*** Opening of Data excerpts ***

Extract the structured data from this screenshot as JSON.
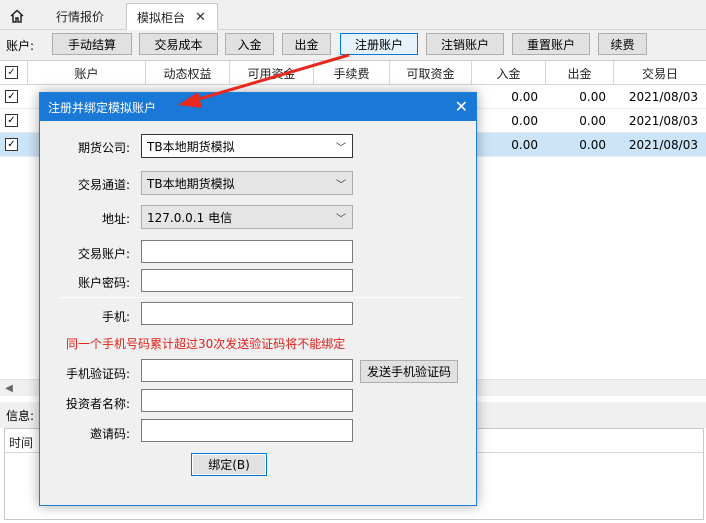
{
  "tabs": {
    "home_icon": "home-icon",
    "items": [
      {
        "label": "行情报价"
      },
      {
        "label": "模拟柜台"
      }
    ],
    "close_glyph": "✕"
  },
  "toolbar": {
    "label": "账户:",
    "buttons": [
      "手动结算",
      "交易成本",
      "入金",
      "出金",
      "注册账户",
      "注销账户",
      "重置账户",
      "续费"
    ]
  },
  "grid": {
    "columns": [
      "账户",
      "动态权益",
      "可用资金",
      "手续费",
      "可取资金",
      "入金",
      "出金",
      "交易日"
    ],
    "rows": [
      {
        "checked": true,
        "in": "0.00",
        "out": "0.00",
        "date": "2021/08/03"
      },
      {
        "checked": true,
        "in": "0.00",
        "out": "0.00",
        "date": "2021/08/03"
      },
      {
        "checked": true,
        "in": "0.00",
        "out": "0.00",
        "date": "2021/08/03",
        "selected": true
      }
    ],
    "check_glyph": "✓"
  },
  "info": {
    "label": "信息:",
    "log_column": "时间"
  },
  "dialog": {
    "title": "注册并绑定模拟账户",
    "close_glyph": "✕",
    "broker_label": "期货公司:",
    "broker_value": "TB本地期货模拟",
    "channel_label": "交易通道:",
    "channel_value": "TB本地期货模拟",
    "address_label": "地址:",
    "address_value": "127.0.0.1 电信",
    "account_label": "交易账户:",
    "password_label": "账户密码:",
    "phone_label": "手机:",
    "warning": "同一个手机号码累计超过30次发送验证码将不能绑定",
    "code_label": "手机验证码:",
    "send_code_button": "发送手机验证码",
    "investor_label": "投资者名称:",
    "invite_label": "邀请码:",
    "bind_button": "绑定(B)"
  },
  "colors": {
    "title_bar": "#1a78d7",
    "warning": "#e0201c",
    "arrow": "#e8291f",
    "selection": "#cce4f7"
  }
}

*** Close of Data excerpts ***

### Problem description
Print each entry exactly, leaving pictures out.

### Result for this exercise
Extract the structured data from this screenshot as JSON.
{
  "tabs": {
    "home_icon": "home-icon",
    "items": [
      {
        "label": "行情报价"
      },
      {
        "label": "模拟柜台"
      }
    ],
    "close_glyph": "✕"
  },
  "toolbar": {
    "label": "账户:",
    "buttons": [
      "手动结算",
      "交易成本",
      "入金",
      "出金",
      "注册账户",
      "注销账户",
      "重置账户",
      "续费"
    ]
  },
  "grid": {
    "columns": [
      "账户",
      "动态权益",
      "可用资金",
      "手续费",
      "可取资金",
      "入金",
      "出金",
      "交易日"
    ],
    "rows": [
      {
        "checked": true,
        "in": "0.00",
        "out": "0.00",
        "date": "2021/08/03"
      },
      {
        "checked": true,
        "in": "0.00",
        "out": "0.00",
        "date": "2021/08/03"
      },
      {
        "checked": true,
        "in": "0.00",
        "out": "0.00",
        "date": "2021/08/03",
        "selected": true
      }
    ],
    "check_glyph": "✓"
  },
  "info": {
    "label": "信息:",
    "log_column": "时间"
  },
  "dialog": {
    "title": "注册并绑定模拟账户",
    "close_glyph": "✕",
    "broker_label": "期货公司:",
    "broker_value": "TB本地期货模拟",
    "channel_label": "交易通道:",
    "channel_value": "TB本地期货模拟",
    "address_label": "地址:",
    "address_value": "127.0.0.1 电信",
    "account_label": "交易账户:",
    "password_label": "账户密码:",
    "phone_label": "手机:",
    "warning": "同一个手机号码累计超过30次发送验证码将不能绑定",
    "code_label": "手机验证码:",
    "send_code_button": "发送手机验证码",
    "investor_label": "投资者名称:",
    "invite_label": "邀请码:",
    "bind_button": "绑定(B)"
  },
  "colors": {
    "title_bar": "#1a78d7",
    "warning": "#e0201c",
    "arrow": "#e8291f",
    "selection": "#cce4f7"
  }
}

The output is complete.